The exhibition material was taken from the archives of the ‘UFO-Video’ Warsaw UFO Research Society. The society has researched a wide range of paranormal topics and delivered talks and reports about unexplained phenomena.

 

Figures 11-20: Sutherst. 2017

The reports, documents, and photographs in the exhibition were produced during the era of communist rule in Poland.  It appeared to me when looking at the photographs that the notion of UFOs holds more interest to Polish people than to British people and I found this quite strange given the nature of communism.  The Polish interest in UFOs appears to have begun in 1978. 71-year old Jan Wolski was reportedly abducted by aliens from the small farming community of Emilcin in eastern Poland on May 10, 1978. This was the first UFO abduction ever reported in Poland. (Source: Huneeus 2017). Wolski’s case was a useful benchmark that was used to study reports of an abduction.  The case had very little, if any, media exposure that is normally associated with contemporary American abductions. After the encounter, Poland became the first communist country to develop UFO research which was both legal and independent of the state. The Polish ‘UFO-Video’ archive demonstrates how open and consistent this research was.

The staging of both of these exhibitions was cleverly constructed.
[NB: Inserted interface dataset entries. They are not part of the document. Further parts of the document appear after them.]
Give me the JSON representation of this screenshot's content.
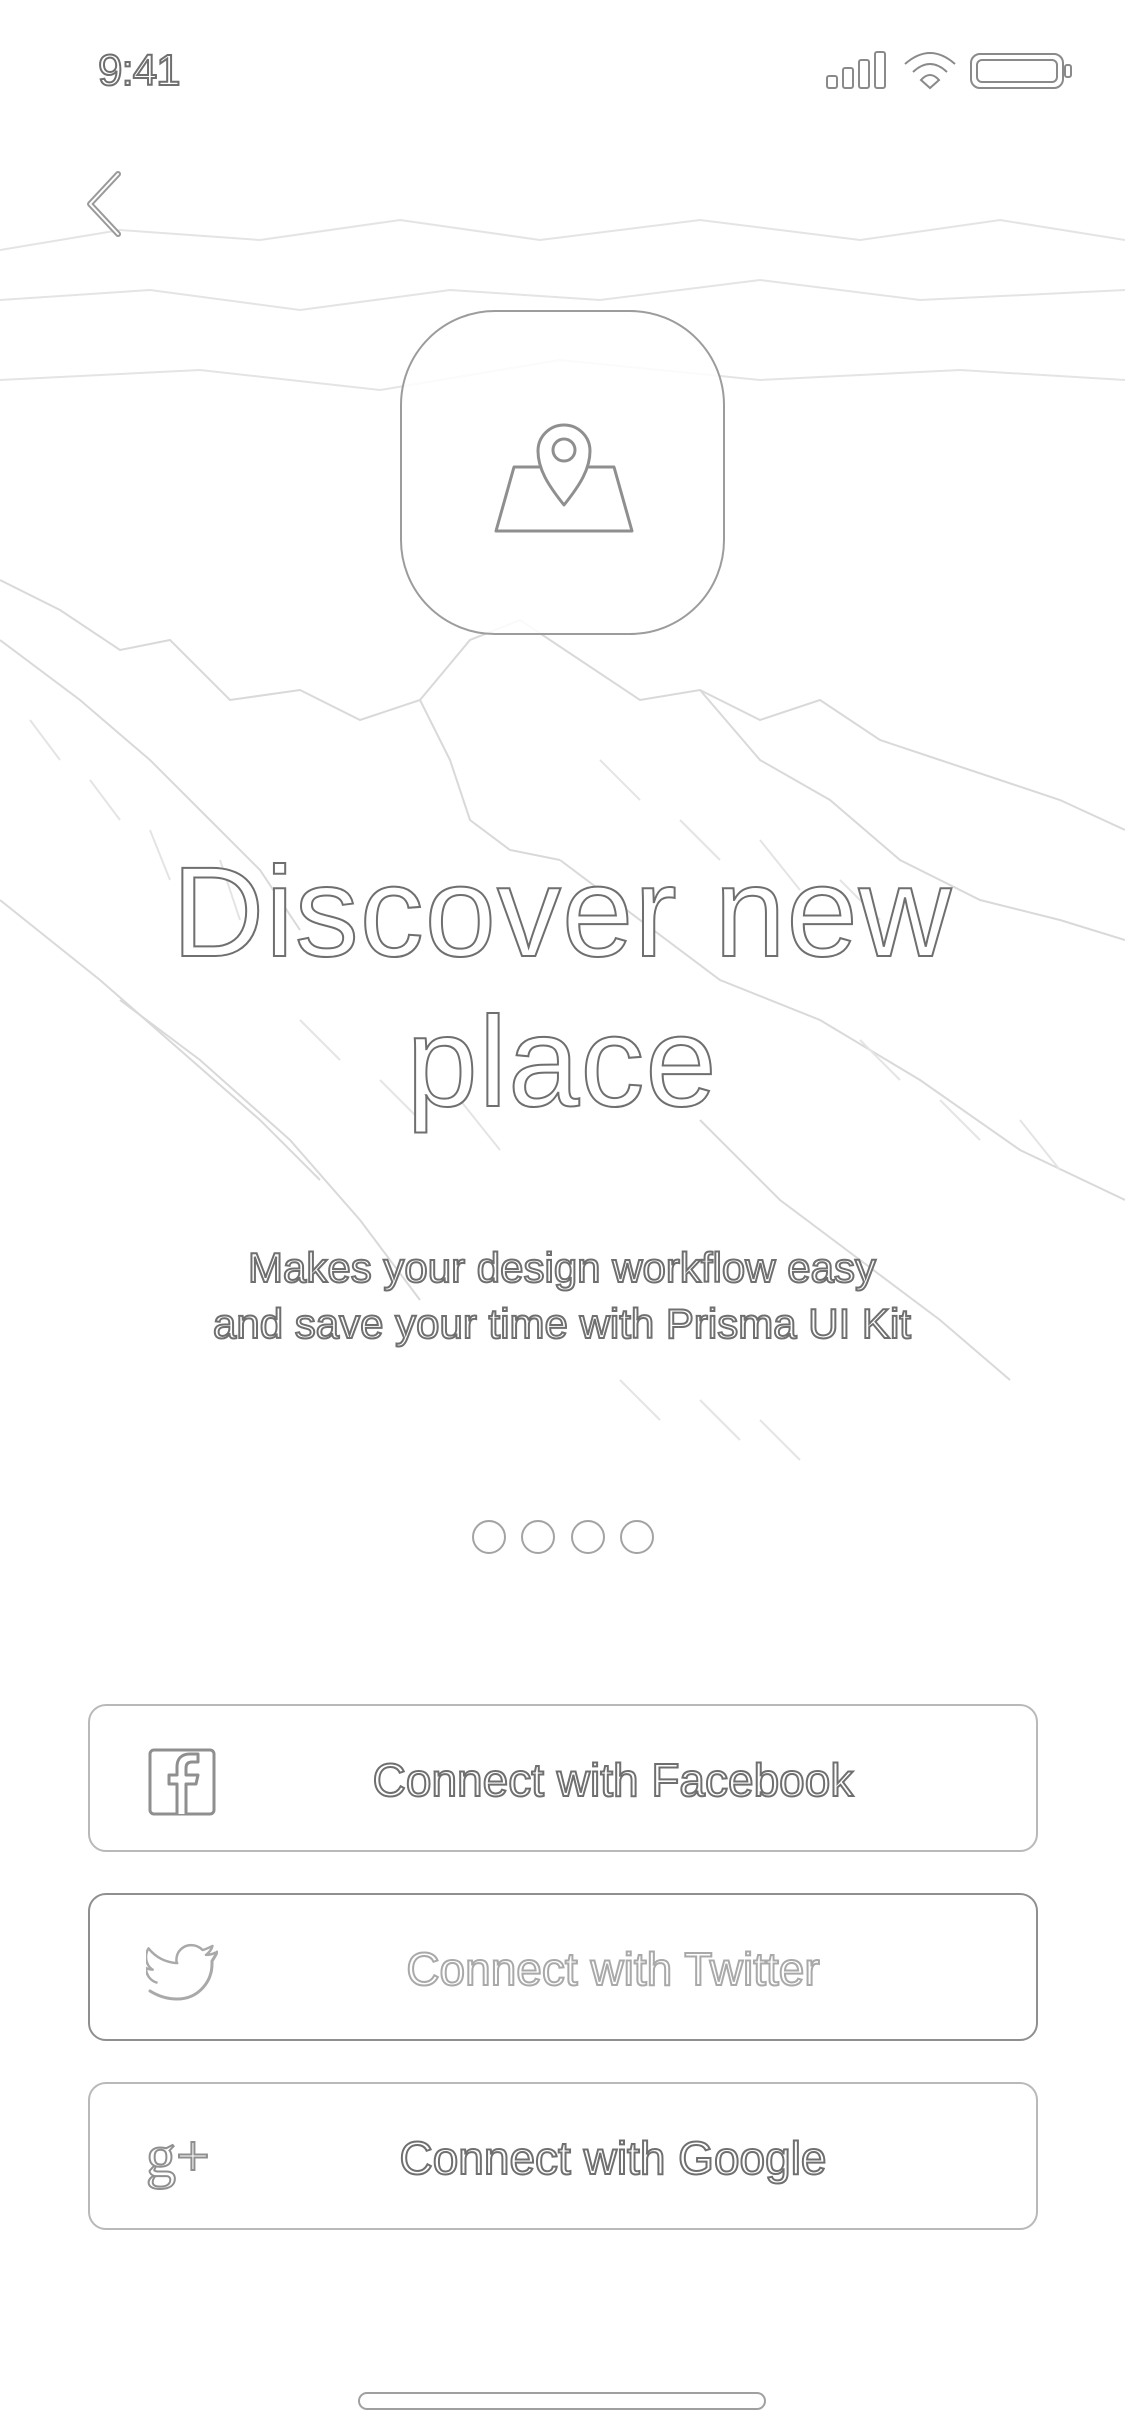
{
  "status_bar": {
    "time": "9:41",
    "signal_icon": "cellular-signal-icon",
    "wifi_icon": "wifi-icon",
    "battery_icon": "battery-icon"
  },
  "nav": {
    "back_icon": "chevron-left-icon"
  },
  "hero": {
    "tile_icon": "map-location-pin-icon",
    "title": "Discover new place",
    "subtitle_line1": "Makes your design workflow easy",
    "subtitle_line2": "and save your time with Prisma UI Kit"
  },
  "pager": {
    "page_count": 4,
    "current_page": 1
  },
  "social": {
    "facebook": {
      "label": "Connect with Facebook",
      "icon": "facebook-icon"
    },
    "twitter": {
      "label": "Connect with Twitter",
      "icon": "twitter-bird-icon"
    },
    "google": {
      "label": "Connect with Google",
      "icon": "google-plus-icon"
    }
  },
  "colors": {
    "background": "#ffffff",
    "outline": "#6f6f6f",
    "border": "#b9b9b9"
  }
}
The mix of images and other media drew me as a viewer into the content. Housing each part of the exhibition on different floors in such a historical building really emphasized how the research had developed in 2 separate parts of the world. The exhibits complement each other and reveal the true fascination we as a species have with the thought that we are not alone in the universe. Whilst I remain unconvinced about the existence of UFOs and aliens, I was fascinated how photography had been used as a key part of the evidence to ‘prove’ both sides of the argument.

 

 

REFERENCES

HUNEEUS, ANTONIO. 2017. “Poland’s first abduction case is monumental | Openminds.tv”. Openminds.tv [online]. Available at: http://www.openminds.tv/polands-first-abduction-case-is-monumental/1619 [accessed 28 May 2017].

SOOKE, ALASTAIR. 2017. “The strange photographs used to ‘prove’ conspiracy theories”. Bbc.com [online]. Available at: http://www.bbc.com/culture/story/20170216-five-photographs-used-to-prove-conspiracy-theories [accessed 28 May 2017].